Activists in Chicago. (Photo by Kira Mardikes.)
Elijah Zarlin, who worked as a senior e-mail writer at Obama campaign headquarters in 2008, was back in Chicago yesterday—in the First Precinct jail, following a peaceful sit-in in protest of the Keystone XL pipeline.
“It felt strange,” Zarlin said, “to be getting arrested in order to send a message to the president that he needs to make good on his commitment to fight climate change.”
Twenty-two people were detained in front of the Metcalfe Federal Building, where the State Department keeps an office. Protesters ranged in age from a high school student to a grandfather. Many wore T-shirts that read, “If Congress won’t act soon to protect future generations, I will,” a pledge on climate change that Obama made during this year’s State of the Union address.
But action has yet to materialize, and supporters are getting impatient. “The president has said over and over that he wants to do something big on climate,” said Andrew Nazdin, 24, who worked as a deputy training instructor for Organizing for Action (OFA) in Virginia in 2012 and protested yesterday. “The president has a tremendous opportunity to reject this pipeline, since the decision sits with him. But we are going to need to continue to push him.”
The administration will make a decision on the pipeline in the next few months, pending completion of a State Department environmental review.
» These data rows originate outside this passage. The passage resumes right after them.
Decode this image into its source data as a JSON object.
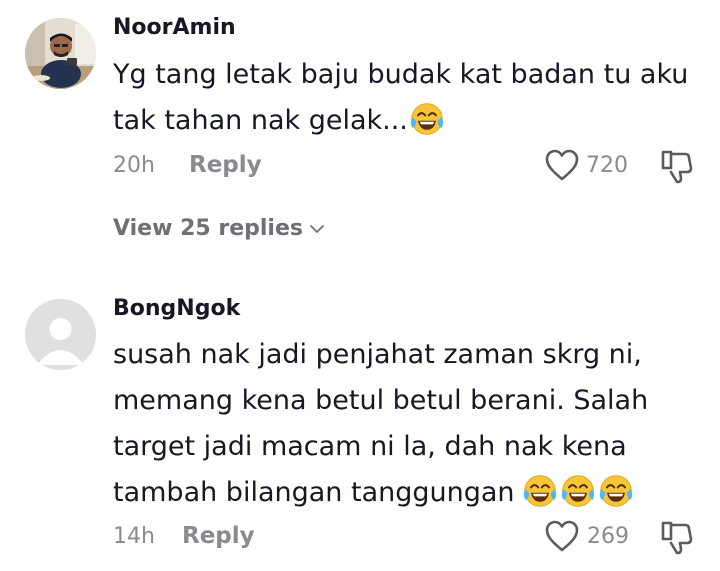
{
  "comments": [
    {
      "username": "NoorAmin",
      "text_line1": "Yg tang letak baju budak kat badan tu aku",
      "text_line2": "tak tahan nak gelak...",
      "time": "20h",
      "reply_label": "Reply",
      "likes": "720",
      "view_replies": "View 25 replies"
    },
    {
      "username": "BongNgok",
      "text_line1": "susah nak jadi penjahat zaman skrg ni,",
      "text_line2": "memang kena betul betul berani. Salah",
      "text_line3": "target jadi macam ni la, dah nak kena",
      "text_line4": "tambah bilangan tanggungan",
      "time": "14h",
      "reply_label": "Reply",
      "likes": "269"
    }
  ],
  "icons": {
    "like": "heart-outline-icon",
    "dislike": "thumbs-down-icon",
    "emoji": "face-with-tears-of-joy-emoji",
    "chevron": "chevron-down-icon"
  },
  "colors": {
    "text_primary": "#161823",
    "text_secondary": "#8a8b91",
    "emoji_yellow": "#f7b733"
  }
}
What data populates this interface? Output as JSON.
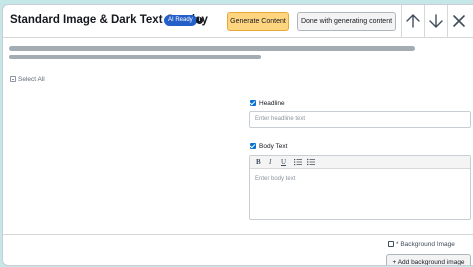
{
  "header": {
    "title": "Standard Image & Dark Text Overlay",
    "badge": "AI Ready",
    "info_icon": "info-icon",
    "generate_label": "Generate Content",
    "done_label": "Done with generating content",
    "up_icon": "arrow-up-icon",
    "down_icon": "arrow-down-icon",
    "close_icon": "close-icon"
  },
  "select_all": "Select All",
  "headline": {
    "label": "Headline",
    "checked": true,
    "placeholder": "Enter headline text"
  },
  "body_text": {
    "label": "Body Text",
    "checked": true,
    "toolbar": {
      "bold": "B",
      "italic": "I",
      "underline": "U"
    },
    "placeholder": "Enter body text"
  },
  "background": {
    "label": "* Background Image",
    "checked": false,
    "add_label": "+ Add background image"
  },
  "colors": {
    "accent_blue": "#0972d3",
    "badge_blue": "#2560c9",
    "generate_bg": "#ffd580",
    "page_bg": "#c6e7e7"
  }
}
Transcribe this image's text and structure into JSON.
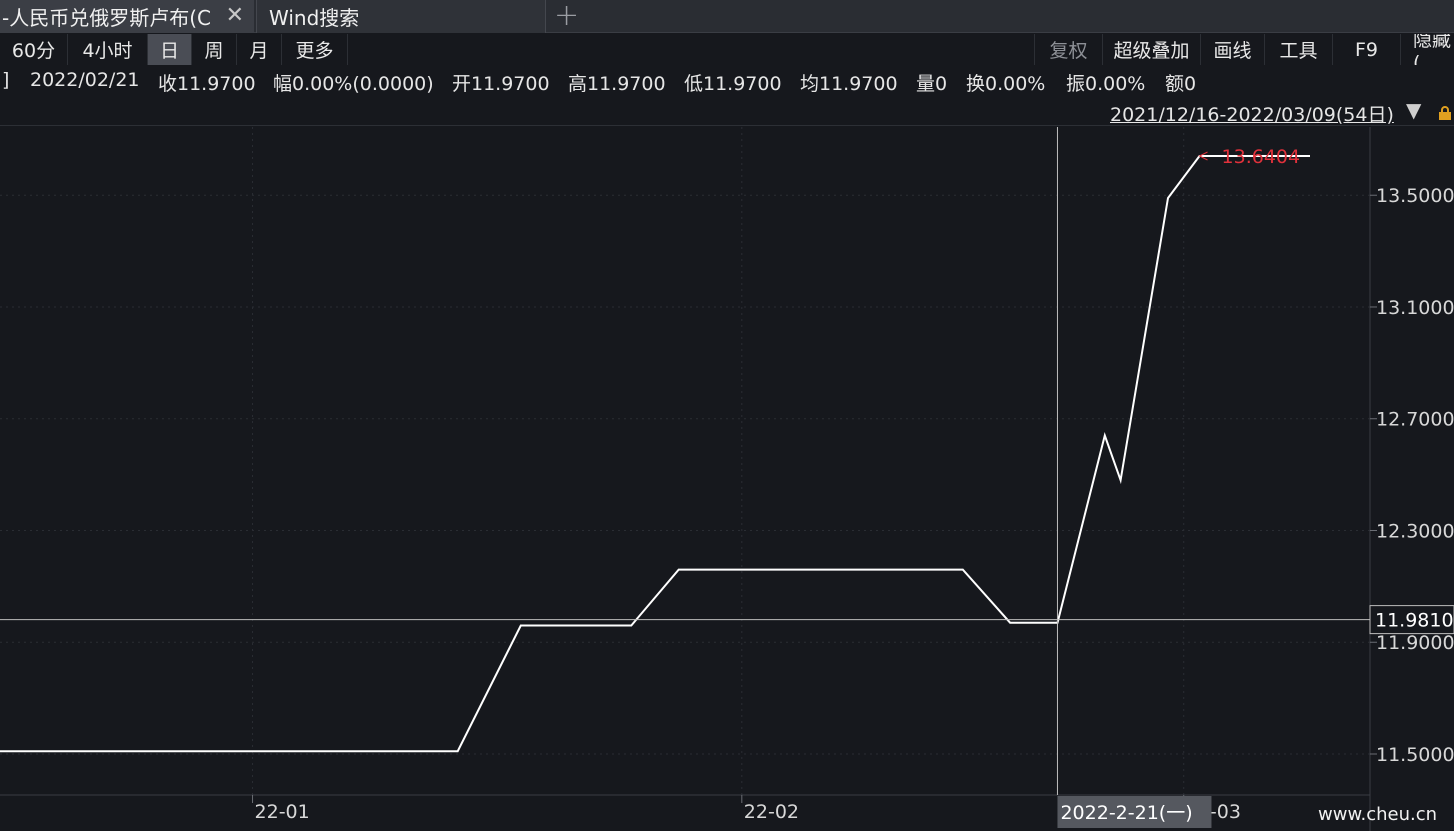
{
  "tabs": [
    {
      "label": "-人民币兑俄罗斯卢布(C",
      "close": "✕"
    },
    {
      "label": "Wind搜索"
    }
  ],
  "tab_add": "+",
  "periods": [
    "60分",
    "4小时",
    "日",
    "周",
    "月",
    "更多"
  ],
  "selected_period": "日",
  "tools": [
    "复权",
    "超级叠加",
    "画线",
    "工具",
    "F9",
    "隐藏("
  ],
  "info": {
    "bracket": "]",
    "date": "2022/02/21",
    "close": "收11.9700",
    "change": "幅0.00%(0.0000)",
    "open": "开11.9700",
    "high": "高11.9700",
    "low": "低11.9700",
    "avg": "均11.9700",
    "volume": "量0",
    "turnover": "换0.00%",
    "amplitude": "振0.00%",
    "amount": "额0"
  },
  "range": {
    "label": "2021/12/16-2022/03/09(54日)",
    "arrow": "▼"
  },
  "watermark": "www.cheu.cn",
  "colors": {
    "background": "#16181d",
    "line": "#ffffff",
    "max_label": "#e0313b",
    "crosshair": "#bdbdbd",
    "grid": "#2a2d33"
  },
  "chart_data": {
    "type": "line",
    "series": [
      {
        "values": [
          [
            "2021-12-16",
            11.51
          ],
          [
            "2022-01-14",
            11.51
          ],
          [
            "2022-01-18",
            11.96
          ],
          [
            "2022-01-25",
            11.96
          ],
          [
            "2022-01-28",
            12.16
          ],
          [
            "2022-02-15",
            12.16
          ],
          [
            "2022-02-18",
            11.97
          ],
          [
            "2022-02-21",
            11.97
          ],
          [
            "2022-02-24",
            12.64
          ],
          [
            "2022-02-25",
            12.48
          ],
          [
            "2022-02-28",
            13.49
          ],
          [
            "2022-03-02",
            13.6404
          ],
          [
            "2022-03-09",
            13.6404
          ]
        ]
      }
    ],
    "max_label": "13.6404",
    "crosshair": {
      "x_label": "2022-2-21(一)",
      "y_label": "11.9810",
      "y_value": 11.981
    },
    "ylim": [
      11.42,
      13.64
    ],
    "y_ticks": [
      "13.5000",
      "13.1000",
      "12.7000",
      "12.3000",
      "11.9000",
      "11.5000"
    ],
    "x_ticks": [
      "22-01",
      "22-02",
      "22-03"
    ]
  }
}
A draft released earlier this year, which the EPA criticized as “insufficient,” found no compelling reason to reject the pipeline.
Fear that the State Department findings will grease the skids for approval is creating a rift between Organizing for Action, the former campaign army now tasked with promoting the president’s agenda, and other activists and donors who are frustrated with the administration’s reticence not only on Keystone but also on a range of climate change actions.
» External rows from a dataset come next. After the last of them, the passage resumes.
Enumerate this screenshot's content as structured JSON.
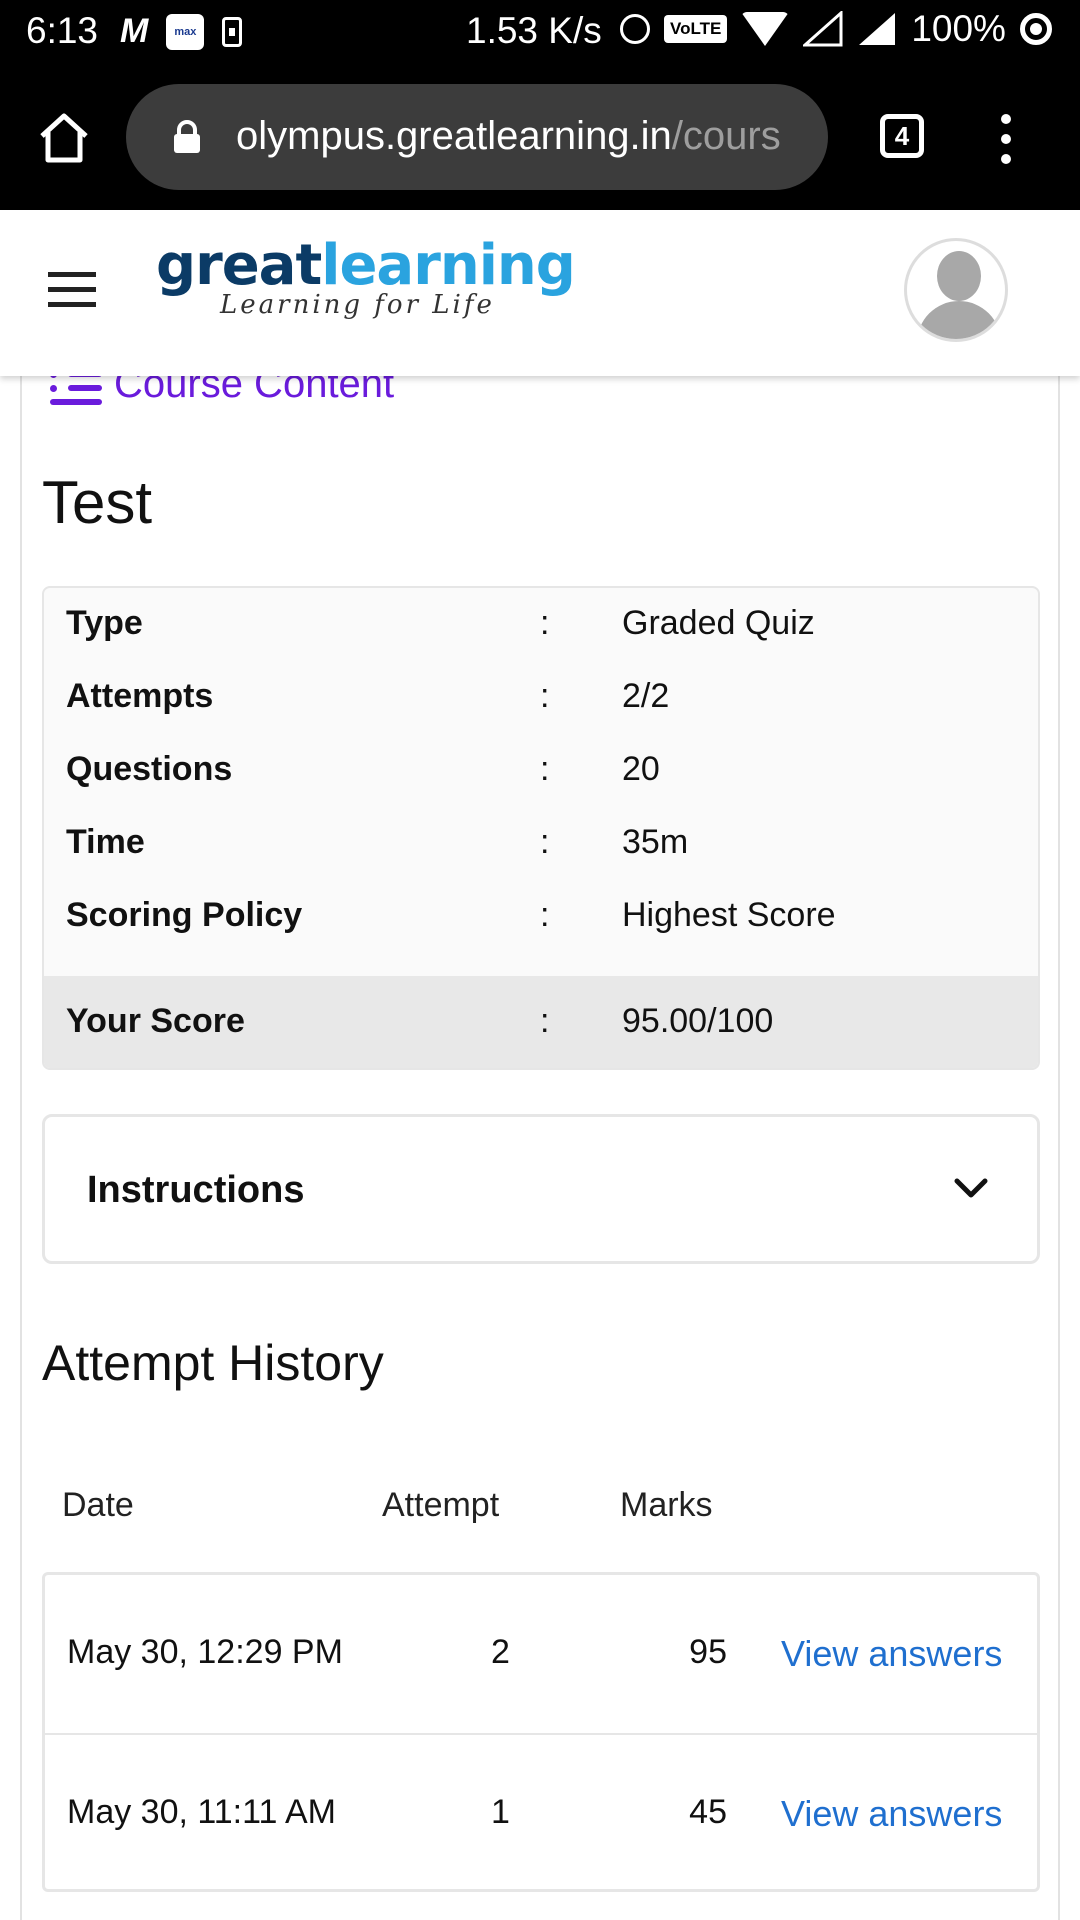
{
  "status_bar": {
    "time": "6:13",
    "m_icon": "M",
    "max_badge": "max",
    "net_speed": "1.53 K/s",
    "volte": "VoLTE",
    "battery": "100%"
  },
  "browser": {
    "url_host": "olympus.greatlearning.in",
    "url_path": "/cours",
    "tab_count": "4"
  },
  "header": {
    "logo_great": "great",
    "logo_learning": "learning",
    "logo_tagline": "Learning for Life"
  },
  "course_content_link": "Course Content",
  "page_title": "Test",
  "info": {
    "rows": [
      {
        "label": "Type",
        "colon": ":",
        "value": "Graded Quiz"
      },
      {
        "label": "Attempts",
        "colon": ":",
        "value": "2/2"
      },
      {
        "label": "Questions",
        "colon": ":",
        "value": "20"
      },
      {
        "label": "Time",
        "colon": ":",
        "value": "35m"
      },
      {
        "label": "Scoring Policy",
        "colon": ":",
        "value": "Highest Score"
      }
    ],
    "score": {
      "label": "Your Score",
      "colon": ":",
      "value": "95.00/100"
    }
  },
  "instructions": {
    "label": "Instructions"
  },
  "attempt_history": {
    "title": "Attempt History",
    "columns": [
      "Date",
      "Attempt",
      "Marks"
    ],
    "rows": [
      {
        "date": "May 30, 12:29 PM",
        "attempt": "2",
        "marks": "95",
        "link": "View answers"
      },
      {
        "date": "May 30, 11:11 AM",
        "attempt": "1",
        "marks": "45",
        "link": "View answers"
      }
    ]
  },
  "colors": {
    "accent_purple": "#6a1bdc",
    "link_blue": "#1f6fcf",
    "logo_dark": "#0b3b66",
    "logo_light": "#2aa3df"
  }
}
Organizing for Action stated clearly last month that it will not support grassroots activism against Keystone right now. “Organizing for Action’s mission is to support President Obama’s agenda,” reads the first in a list of talking points for volunteers. “The Keystone XL pipeline is still under review, and OFA supports and respects the process as it is currently underway.”
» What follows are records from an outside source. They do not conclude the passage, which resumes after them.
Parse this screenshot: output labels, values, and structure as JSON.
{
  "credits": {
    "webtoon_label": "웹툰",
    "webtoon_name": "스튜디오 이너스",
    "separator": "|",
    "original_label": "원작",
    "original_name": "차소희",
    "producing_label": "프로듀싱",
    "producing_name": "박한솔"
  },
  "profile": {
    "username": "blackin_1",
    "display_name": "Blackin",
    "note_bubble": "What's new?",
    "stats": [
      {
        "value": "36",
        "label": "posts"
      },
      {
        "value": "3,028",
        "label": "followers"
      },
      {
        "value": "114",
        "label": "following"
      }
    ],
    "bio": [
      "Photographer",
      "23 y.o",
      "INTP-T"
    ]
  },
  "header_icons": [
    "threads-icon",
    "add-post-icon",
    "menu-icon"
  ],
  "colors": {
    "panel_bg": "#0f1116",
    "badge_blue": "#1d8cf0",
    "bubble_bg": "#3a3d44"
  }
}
The global warming campaign unveiled by OFA in May skirted the president’s timid record on climate by asking supporters to call out climate change deniers in Congress via social media.
It isn’t clear to serious activists how tweeting at John Boehner to “stop denying the science of climate change” will have an impact if the people who already acknowledge the real and immediate danger of greenhouse gas emissions, like President Obama, won’t act themselves. “Given that it’s unlikely that the majority is going to change in Congress, and certainly that no action is going to be taken by this Congress on climate, it’s really the president who needs to show leadership,” said Zarlin.